From player to functionary to sports manager I’ve worked and dealt with a very wide range of Head Coaches or, in the way the Irish and British are wont to say – Managers. A player simply wants the following from their manager: 1. respect, 2. belief, 3. clear instructions, 4. honesty. As a functionary or online sport management games you want the same. I can count on the fingers of my left hand the number of Managers who had all four, since I have only 4 fingers you catch my drift. Of course I have a thumb, but what I’m trying to say is, well, it’s clear.
At the start of 2014, as a favour to an agent I went to meet his client who was, then, playing for a Premier League club. The player had had some sort of argument with the Manager when the latter had arrived just before the New Year. The player had been offered a move but felt it was not in his interests. He tried to speak with the new Boss but to no avail. Which is why his agent asked for help.
I arrived in London on a 6 hour turnaround and met the Manager as arranged. We’d previously met in Russia so it was at least friendly. At a cafe near the training ground we had a very polite round table. The player explained why he wanted to stay and help the club. The Manager said he had to sell him and that the offer was good, somewhere in the region of a million pounds. The player was to take some time to think it over.

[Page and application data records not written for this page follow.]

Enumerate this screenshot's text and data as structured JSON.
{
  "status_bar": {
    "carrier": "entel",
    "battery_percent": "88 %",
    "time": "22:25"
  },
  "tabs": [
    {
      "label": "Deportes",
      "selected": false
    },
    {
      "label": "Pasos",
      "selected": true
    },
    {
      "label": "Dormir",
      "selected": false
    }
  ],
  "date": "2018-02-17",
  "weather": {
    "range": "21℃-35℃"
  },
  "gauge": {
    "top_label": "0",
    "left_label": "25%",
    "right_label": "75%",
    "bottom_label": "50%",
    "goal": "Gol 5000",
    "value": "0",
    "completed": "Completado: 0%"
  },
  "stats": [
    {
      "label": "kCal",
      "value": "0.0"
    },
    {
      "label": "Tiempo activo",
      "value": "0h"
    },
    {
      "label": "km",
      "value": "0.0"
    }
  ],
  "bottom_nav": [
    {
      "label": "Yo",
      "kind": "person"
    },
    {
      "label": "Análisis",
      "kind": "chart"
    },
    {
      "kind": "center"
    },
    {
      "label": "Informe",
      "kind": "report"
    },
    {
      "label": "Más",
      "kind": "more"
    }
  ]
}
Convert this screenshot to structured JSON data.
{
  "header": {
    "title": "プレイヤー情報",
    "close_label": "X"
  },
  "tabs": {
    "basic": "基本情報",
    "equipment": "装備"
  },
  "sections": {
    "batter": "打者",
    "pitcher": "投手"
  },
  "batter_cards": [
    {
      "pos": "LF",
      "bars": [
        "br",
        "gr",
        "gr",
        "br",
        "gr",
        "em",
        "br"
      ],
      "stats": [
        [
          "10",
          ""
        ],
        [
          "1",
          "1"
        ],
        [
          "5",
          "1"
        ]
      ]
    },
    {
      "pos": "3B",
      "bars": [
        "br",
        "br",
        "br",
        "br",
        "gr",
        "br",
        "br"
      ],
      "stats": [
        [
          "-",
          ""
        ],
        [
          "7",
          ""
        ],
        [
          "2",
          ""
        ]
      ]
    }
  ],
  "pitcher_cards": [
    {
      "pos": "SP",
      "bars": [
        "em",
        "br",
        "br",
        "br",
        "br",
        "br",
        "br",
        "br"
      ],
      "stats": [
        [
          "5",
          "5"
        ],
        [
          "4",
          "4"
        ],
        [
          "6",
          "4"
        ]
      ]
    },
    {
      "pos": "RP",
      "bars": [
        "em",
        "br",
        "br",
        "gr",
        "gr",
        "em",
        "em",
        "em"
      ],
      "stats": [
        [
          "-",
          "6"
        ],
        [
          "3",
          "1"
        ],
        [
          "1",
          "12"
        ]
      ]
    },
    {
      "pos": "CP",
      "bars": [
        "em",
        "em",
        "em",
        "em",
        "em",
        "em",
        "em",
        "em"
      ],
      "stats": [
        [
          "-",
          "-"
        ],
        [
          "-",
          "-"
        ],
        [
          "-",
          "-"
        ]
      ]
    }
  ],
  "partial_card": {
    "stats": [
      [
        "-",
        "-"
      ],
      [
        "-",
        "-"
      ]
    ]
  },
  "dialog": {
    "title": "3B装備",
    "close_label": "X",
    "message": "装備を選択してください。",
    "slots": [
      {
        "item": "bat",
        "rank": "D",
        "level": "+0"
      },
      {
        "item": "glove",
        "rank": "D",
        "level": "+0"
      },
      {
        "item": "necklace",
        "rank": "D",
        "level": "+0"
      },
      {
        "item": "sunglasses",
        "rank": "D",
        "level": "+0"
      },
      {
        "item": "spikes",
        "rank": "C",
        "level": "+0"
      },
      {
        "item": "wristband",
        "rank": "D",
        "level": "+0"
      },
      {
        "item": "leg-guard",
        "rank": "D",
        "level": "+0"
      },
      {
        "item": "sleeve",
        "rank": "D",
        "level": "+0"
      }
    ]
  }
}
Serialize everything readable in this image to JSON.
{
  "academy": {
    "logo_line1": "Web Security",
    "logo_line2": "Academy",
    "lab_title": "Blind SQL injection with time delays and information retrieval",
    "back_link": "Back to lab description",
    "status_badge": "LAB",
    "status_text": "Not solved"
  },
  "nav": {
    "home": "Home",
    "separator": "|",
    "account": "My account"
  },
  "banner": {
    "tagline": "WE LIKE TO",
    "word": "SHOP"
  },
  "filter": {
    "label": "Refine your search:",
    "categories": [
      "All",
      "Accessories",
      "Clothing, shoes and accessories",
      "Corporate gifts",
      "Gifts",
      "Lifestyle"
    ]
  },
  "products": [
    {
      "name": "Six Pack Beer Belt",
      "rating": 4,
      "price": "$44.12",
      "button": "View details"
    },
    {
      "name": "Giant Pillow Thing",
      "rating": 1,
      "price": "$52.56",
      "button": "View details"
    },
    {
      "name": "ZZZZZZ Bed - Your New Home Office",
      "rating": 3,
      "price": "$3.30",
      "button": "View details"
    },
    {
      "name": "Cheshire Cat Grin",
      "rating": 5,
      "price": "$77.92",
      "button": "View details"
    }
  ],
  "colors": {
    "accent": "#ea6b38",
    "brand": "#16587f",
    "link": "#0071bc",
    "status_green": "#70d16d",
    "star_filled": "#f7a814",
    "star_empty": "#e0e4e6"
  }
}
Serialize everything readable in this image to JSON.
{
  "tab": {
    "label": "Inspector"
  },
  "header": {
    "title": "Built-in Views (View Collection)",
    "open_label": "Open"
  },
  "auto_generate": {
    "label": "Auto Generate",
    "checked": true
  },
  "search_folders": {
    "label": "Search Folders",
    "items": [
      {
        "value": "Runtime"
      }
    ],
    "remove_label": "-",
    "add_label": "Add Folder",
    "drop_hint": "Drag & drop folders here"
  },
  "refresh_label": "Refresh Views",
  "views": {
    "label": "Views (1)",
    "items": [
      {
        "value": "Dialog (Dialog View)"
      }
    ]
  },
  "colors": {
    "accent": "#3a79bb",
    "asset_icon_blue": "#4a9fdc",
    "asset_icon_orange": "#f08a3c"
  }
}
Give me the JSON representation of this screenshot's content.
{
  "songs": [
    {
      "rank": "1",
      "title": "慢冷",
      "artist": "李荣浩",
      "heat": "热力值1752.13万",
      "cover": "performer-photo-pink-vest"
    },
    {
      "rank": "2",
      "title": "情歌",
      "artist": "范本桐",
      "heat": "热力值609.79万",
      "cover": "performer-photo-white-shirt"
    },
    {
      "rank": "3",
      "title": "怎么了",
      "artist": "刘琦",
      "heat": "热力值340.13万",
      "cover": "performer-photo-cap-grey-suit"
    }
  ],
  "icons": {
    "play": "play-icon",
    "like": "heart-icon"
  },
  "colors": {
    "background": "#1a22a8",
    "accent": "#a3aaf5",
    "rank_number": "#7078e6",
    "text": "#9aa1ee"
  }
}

He stepped into the street to call his agent and it was then the the truth emerged. “I don’t care for his fuck agent, you get the bastard to move and I give you a bite (sic).” I explained I couldn’t, that I was not involved and only here to resolve the conflict, after all, the player had been playing well under the him and was the kind of lad you needed in a relegation battle.
“Look, we are going down, okay. You make it when you can. Now, you want a bite (sic) or are you crazy. You don’t want it?” I shrugged. In my more than 20 years experience in sports, Managers are not adverse to ensuring transfers go through and if it means shorting their club, so be it. Again, think of the fingers of my left hand.
The Manager was a bit up his own backside and had grown to believe his own hype. I’d known he was a good training ground man, great at physical preparation, and in his previous post he’d made a packet by stabbing his friend and Number 1 in the back so he could grab the top job. So he was also smart.
I left for the airport once we’d agreed the player wouldn’t move in the January window and that there’d be no repercussions. I don’t class myself as an idiot, nor too intelligent, and probably more than a little too naive, so when the player moved a few months later for 5 times the sum the Manager had told us, I felt at least I’d done a good job for the club, not that they’d reward me for it.
Instead the Manager, by then ex-Manager, got a hefty fee from the selling club and a lump from the agent of the club who shelled out the shekels. I’ll never know the “bite” – or bit that was coming my way, though it was certainly more than the airfare and expenses the agent paid. Though I was surprised, I shouldn’t have been. As one of those good 4 Managers told me when we began to work together – “Some believe so little in themselves that while waiting for the axe to fall, they grab what they can. The problem is, if you keep waiting for the axe, you forget to do what you’re there to do, build and win.” Seems there’s more money in waiting for the axe for most.
Guest Blog By Alan Moore. He is a Russian based sports specialist and columnist for Russia’s #1 sports media outlet, Championat. Alan has more than 20 years experience in professional sports from playing to administration to management. He has worked with professional clubs in countries including Germany, Russia, Croatia and Austria. Alan worked on the Croatia-Hungary UEFA Euro 2012 and Russia FIFA World Cup 2018 bids.